• Provided records
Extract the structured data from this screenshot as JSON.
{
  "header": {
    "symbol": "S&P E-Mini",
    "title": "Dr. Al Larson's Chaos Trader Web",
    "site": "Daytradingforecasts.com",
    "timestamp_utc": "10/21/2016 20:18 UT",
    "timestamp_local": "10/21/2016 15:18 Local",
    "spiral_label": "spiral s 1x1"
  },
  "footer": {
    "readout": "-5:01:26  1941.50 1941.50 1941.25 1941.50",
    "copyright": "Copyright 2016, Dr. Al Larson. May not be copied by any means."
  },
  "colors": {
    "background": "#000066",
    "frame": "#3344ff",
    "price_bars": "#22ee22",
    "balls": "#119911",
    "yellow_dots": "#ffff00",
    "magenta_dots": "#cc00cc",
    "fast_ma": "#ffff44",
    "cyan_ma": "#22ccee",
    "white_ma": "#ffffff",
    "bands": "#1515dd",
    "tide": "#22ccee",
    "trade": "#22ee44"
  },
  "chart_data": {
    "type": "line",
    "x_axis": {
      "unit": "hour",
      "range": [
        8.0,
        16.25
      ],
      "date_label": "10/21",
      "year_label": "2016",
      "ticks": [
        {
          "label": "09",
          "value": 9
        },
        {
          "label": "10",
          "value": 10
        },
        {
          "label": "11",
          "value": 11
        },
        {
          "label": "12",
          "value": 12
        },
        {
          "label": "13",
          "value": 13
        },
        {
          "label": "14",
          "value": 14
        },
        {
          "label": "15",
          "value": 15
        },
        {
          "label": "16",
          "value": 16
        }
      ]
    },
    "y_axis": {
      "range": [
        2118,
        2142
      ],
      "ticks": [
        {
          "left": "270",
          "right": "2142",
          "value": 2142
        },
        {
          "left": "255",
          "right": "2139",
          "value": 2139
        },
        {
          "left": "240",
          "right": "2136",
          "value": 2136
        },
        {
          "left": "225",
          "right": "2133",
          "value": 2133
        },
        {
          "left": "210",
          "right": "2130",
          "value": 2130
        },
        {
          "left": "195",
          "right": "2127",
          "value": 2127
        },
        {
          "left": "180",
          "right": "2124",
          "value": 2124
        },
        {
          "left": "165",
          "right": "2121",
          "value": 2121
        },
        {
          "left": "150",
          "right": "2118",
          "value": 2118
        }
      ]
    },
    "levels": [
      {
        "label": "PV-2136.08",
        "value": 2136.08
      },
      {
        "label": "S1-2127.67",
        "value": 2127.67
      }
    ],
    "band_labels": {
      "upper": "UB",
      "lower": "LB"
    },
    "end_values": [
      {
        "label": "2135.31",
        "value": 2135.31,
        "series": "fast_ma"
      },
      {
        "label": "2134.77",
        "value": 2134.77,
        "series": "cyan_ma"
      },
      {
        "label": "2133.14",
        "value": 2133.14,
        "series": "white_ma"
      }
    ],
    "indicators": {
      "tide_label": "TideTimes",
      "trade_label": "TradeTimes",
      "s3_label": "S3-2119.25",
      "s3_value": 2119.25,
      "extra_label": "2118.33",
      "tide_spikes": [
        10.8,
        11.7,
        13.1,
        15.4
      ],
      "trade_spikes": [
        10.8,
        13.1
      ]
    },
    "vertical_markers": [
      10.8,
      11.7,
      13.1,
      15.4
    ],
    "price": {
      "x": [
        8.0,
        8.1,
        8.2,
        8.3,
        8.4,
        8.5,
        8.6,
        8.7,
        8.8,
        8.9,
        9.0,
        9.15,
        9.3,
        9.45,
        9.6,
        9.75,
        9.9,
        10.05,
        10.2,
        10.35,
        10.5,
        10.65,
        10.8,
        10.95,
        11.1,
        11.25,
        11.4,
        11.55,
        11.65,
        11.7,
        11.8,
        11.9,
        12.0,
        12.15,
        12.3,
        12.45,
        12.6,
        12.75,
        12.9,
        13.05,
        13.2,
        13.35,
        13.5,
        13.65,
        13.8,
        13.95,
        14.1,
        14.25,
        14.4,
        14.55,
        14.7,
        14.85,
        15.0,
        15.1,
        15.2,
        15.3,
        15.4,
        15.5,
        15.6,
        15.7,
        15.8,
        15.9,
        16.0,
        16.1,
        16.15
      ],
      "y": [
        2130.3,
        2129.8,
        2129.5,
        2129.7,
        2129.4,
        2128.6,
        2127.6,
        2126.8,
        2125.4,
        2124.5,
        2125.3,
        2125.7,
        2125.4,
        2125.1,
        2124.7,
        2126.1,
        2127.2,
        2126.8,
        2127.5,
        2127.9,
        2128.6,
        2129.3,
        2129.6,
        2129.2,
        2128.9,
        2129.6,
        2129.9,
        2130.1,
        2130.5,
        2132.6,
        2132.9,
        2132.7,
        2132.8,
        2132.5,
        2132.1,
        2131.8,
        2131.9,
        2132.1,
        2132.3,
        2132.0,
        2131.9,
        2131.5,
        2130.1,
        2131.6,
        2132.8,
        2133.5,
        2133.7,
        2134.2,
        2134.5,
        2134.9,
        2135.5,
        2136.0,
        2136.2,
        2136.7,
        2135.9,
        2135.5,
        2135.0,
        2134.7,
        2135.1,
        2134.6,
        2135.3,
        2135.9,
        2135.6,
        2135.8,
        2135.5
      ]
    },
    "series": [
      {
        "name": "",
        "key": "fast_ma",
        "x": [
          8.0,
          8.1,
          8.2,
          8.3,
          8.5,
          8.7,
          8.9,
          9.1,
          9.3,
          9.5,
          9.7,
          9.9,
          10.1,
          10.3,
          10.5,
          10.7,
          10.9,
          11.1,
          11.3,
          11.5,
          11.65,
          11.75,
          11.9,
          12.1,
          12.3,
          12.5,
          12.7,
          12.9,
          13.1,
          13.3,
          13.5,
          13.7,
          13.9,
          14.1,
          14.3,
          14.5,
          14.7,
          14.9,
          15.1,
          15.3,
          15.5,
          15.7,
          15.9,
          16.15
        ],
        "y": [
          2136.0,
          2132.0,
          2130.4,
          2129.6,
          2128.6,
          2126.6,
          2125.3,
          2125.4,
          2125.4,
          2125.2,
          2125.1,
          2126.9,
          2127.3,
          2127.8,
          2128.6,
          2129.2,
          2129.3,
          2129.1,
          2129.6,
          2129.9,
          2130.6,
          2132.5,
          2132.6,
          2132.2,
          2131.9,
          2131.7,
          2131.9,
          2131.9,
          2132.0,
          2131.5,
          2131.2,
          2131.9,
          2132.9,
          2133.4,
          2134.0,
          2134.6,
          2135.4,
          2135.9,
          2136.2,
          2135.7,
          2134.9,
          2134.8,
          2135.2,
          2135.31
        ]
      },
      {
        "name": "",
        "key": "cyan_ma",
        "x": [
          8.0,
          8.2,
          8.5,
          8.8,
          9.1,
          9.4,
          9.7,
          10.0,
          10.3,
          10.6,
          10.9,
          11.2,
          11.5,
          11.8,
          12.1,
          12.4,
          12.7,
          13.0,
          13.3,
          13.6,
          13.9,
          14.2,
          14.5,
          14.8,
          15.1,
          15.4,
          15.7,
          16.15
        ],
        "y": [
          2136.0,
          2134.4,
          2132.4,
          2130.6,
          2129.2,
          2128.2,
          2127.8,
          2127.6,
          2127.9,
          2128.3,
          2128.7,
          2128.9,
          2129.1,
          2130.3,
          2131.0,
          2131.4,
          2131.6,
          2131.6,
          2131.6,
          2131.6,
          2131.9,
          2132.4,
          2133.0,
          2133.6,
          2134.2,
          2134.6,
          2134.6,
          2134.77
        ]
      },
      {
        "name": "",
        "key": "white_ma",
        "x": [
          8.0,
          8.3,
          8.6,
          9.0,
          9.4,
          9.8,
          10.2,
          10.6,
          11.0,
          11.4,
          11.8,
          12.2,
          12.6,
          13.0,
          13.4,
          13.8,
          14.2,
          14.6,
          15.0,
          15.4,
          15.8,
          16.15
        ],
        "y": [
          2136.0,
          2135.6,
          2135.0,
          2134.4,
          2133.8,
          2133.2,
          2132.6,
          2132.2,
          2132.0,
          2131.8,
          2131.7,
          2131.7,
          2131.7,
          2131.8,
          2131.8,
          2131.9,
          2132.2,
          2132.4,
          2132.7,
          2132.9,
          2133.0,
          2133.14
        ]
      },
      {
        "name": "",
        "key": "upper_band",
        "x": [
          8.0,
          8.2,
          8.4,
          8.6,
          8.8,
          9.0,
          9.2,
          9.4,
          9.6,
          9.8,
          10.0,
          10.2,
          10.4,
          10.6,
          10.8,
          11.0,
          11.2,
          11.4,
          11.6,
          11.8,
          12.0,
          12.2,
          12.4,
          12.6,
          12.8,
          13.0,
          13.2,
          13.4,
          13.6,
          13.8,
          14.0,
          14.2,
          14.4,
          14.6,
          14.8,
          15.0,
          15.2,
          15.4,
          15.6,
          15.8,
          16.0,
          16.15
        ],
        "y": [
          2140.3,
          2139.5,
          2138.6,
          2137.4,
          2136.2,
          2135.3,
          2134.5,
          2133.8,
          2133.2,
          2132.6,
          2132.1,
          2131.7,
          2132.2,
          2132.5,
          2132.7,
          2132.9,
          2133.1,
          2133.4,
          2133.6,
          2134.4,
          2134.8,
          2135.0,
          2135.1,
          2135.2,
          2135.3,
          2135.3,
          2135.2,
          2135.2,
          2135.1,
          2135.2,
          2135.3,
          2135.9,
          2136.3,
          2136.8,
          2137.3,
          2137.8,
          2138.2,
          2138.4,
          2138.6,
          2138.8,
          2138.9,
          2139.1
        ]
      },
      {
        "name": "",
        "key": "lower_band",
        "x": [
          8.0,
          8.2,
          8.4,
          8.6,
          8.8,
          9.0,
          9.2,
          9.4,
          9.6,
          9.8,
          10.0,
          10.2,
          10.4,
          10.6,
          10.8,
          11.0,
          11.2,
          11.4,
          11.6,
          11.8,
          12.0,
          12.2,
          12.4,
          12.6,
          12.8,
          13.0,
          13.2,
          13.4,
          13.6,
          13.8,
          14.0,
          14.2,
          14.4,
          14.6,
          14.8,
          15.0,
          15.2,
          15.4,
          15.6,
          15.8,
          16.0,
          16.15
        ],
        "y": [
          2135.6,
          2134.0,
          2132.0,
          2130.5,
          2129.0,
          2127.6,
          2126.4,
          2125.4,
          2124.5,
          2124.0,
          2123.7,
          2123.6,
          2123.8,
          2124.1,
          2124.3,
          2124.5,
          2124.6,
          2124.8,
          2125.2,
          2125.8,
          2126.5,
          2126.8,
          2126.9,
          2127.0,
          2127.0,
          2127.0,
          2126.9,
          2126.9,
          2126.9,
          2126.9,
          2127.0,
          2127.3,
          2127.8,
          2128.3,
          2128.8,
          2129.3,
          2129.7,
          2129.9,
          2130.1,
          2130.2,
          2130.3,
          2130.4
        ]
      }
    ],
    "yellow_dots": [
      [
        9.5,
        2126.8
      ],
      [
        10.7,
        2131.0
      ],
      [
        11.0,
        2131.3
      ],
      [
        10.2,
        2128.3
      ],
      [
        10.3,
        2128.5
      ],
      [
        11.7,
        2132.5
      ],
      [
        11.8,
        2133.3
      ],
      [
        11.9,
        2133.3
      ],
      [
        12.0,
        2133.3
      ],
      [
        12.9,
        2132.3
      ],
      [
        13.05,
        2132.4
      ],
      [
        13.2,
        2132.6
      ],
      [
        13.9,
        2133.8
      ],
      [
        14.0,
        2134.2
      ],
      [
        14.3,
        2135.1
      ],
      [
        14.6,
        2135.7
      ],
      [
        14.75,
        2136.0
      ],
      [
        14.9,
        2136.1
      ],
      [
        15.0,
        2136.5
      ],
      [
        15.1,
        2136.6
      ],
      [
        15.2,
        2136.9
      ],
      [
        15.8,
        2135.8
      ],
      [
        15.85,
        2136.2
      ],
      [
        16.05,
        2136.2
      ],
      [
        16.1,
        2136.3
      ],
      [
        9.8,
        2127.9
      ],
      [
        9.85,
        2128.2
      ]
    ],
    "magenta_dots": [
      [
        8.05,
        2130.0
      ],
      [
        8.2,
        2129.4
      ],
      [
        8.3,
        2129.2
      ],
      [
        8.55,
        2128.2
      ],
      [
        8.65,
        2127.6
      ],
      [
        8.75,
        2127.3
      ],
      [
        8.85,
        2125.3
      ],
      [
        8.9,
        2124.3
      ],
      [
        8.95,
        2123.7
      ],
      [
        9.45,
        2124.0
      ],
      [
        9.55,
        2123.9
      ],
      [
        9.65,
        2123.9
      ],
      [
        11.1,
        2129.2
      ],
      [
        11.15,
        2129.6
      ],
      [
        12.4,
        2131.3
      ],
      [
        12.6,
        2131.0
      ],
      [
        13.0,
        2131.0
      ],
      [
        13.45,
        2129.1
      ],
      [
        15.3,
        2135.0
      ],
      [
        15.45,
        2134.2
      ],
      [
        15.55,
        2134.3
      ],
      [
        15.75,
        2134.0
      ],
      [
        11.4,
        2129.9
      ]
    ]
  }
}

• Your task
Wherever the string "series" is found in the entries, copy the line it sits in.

• Your response
        "series": "fast_ma"
        "series": "cyan_ma"
        "series": "white_ma"
    "series": [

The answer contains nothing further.